Things to Know About Balanced Scorecard
The Balanced Scorecard Institute says that it is “a strategic planning and management system that is used extensively in business and industry, government, and nonprofit organizations worldwide to align business activities to the vision and strategy of the organization, improve internal and external communications, and monitor organization performance against strategic goals.”
Developed by Dr. Robert Kaplan and David Norton, this approach draws heavily from the pioneering work done in General Electric back in the 1990s that changed the way companies looked at factories, supply chains and business statistics.
What used to be a simple way to categorize feedback and give numerical value to actual business growth in several aspects, the balanced scorecard approach is now a full strategic planning and management system.
1 – If you want to know more about balanced scorecard, here are the top 5 things you must always keep in mind:

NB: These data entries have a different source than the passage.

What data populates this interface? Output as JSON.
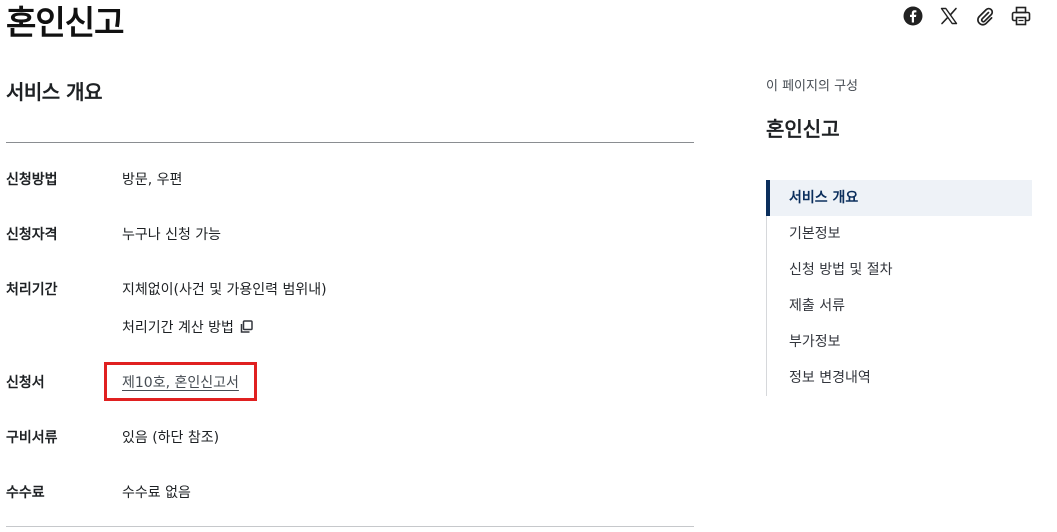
{
  "page": {
    "title": "혼인신고"
  },
  "share_tools": [
    {
      "icon": "facebook-icon"
    },
    {
      "icon": "x-icon"
    },
    {
      "icon": "paperclip-icon"
    },
    {
      "icon": "print-icon"
    }
  ],
  "overview": {
    "heading": "서비스 개요",
    "rows": [
      {
        "label": "신청방법",
        "value": "방문, 우편"
      },
      {
        "label": "신청자격",
        "value": "누구나 신청 가능"
      },
      {
        "label": "처리기간",
        "value": "지체없이(사건 및 가용인력 범위내)",
        "sub_link": "처리기간 계산 방법"
      },
      {
        "label": "신청서",
        "link": "제10호, 혼인신고서"
      },
      {
        "label": "구비서류",
        "value": "있음 (하단 참조)"
      },
      {
        "label": "수수료",
        "value": "수수료 없음"
      }
    ]
  },
  "toc": {
    "caption": "이 페이지의 구성",
    "title": "혼인신고",
    "items": [
      {
        "label": "서비스 개요",
        "active": true
      },
      {
        "label": "기본정보"
      },
      {
        "label": "신청 방법 및 절차"
      },
      {
        "label": "제출 서류"
      },
      {
        "label": "부가정보"
      },
      {
        "label": "정보 변경내역"
      }
    ]
  },
  "colors": {
    "accent": "#0b2e5c",
    "highlight_box": "#e02020",
    "active_bg": "#eef2f7"
  }
}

- It is a management tool. While it’s easy to assume that this approach to management has everything to do with measurement, it’s still rooted in the fact that the metrics serve only as a tool to manage your team or business. Numbers are involved when you set, track and achieve the business strategies that you are employing.
- It’s made up of four legs, like a race. These four legs comprise four distinct business perspectives: The Customer Leg, the Financial Leg, the Internal Business Process Leg, and the Knowledge, Education, and Growth Leg.
- Customer leg. This leg measures your customers’ satisfaction and their performance requirements. This requires you to look for the critical features your customers want to see in your product or service and if you can deliver it in a timely and expected manner.
- Financial leg. This leg deals with the financial matters of your company and how you’ve grown in terms of hard numbers since you began the balanced scorecard approach. This can look at sales, revenue, spending and any other financial figure that you want to measure to improve your company.
- Internal business process leg. This measures your critical-to-customer process requirements and measures. While your customers aren’t really concerned with how they get their products and services, this leg manages and tracks how your supply chains, assembly and other internal processes work to get products rolling off to clients.
- Learning and Growth Leg (Knowledge & Education). Focuses on how you educate your employees, how you gain and capture your knowledge, and how you use it to maintain a competitive edge within your markets. This looks at how many and how often your employees receive any sort of training and the accreditations they go through and you receive as a result of these learning experiences.
Keep in mind that enriching and using these four legs aren’t done in a certain order—they have to be done all at the same time. This requires mobilizing a lot of resources and at the same time creating an intense atmosphere at work that is productive and energetic.
What’s more, the balanced scorecard system needs to be transparent to your whole company—it’s important that they know where they are and what more should be done to achieve the goals they have set.
2 – Balanced scorecard in 2 minutes
- Why organizations should use it? Used to translate an organizational mission statement and related business strategy into SMART goals and to monitor the organizational performance while achieving these goals
- How organizations should use it? Through performance indicators along 4 areas: financial (ROI,…), internal (production, innovation,…), customer (satisfaction, retention,…) and learning and growth (satisfaction, retention,…)
- What is it for? Organizational analysis method
3 – Balanced Scorecard steps are composed of:
- Assessment of the mission and vision, challenges and values
- Development of elements of the organizational strategy taking into account customer needs and the organization’s value proposition
- Decomposition of strategic elements under 1) and 2) into strategic objectives , defining the strategic intent
- Formalization of cause and effect linkages between the strategic objectives into a strategy map to create value for customers/stakeholders
- Development of performance measures for each strategic objective
- Development of strategic initiatives supporting the strategic objectives
- Automation to implementing the balanced scorecard system in order to get the right performance information to the right people at the right time
- Translation of the enterprise-level scorecard into business unit scorecards and further team and individual scorecards
- Evaluation of the completed scorecard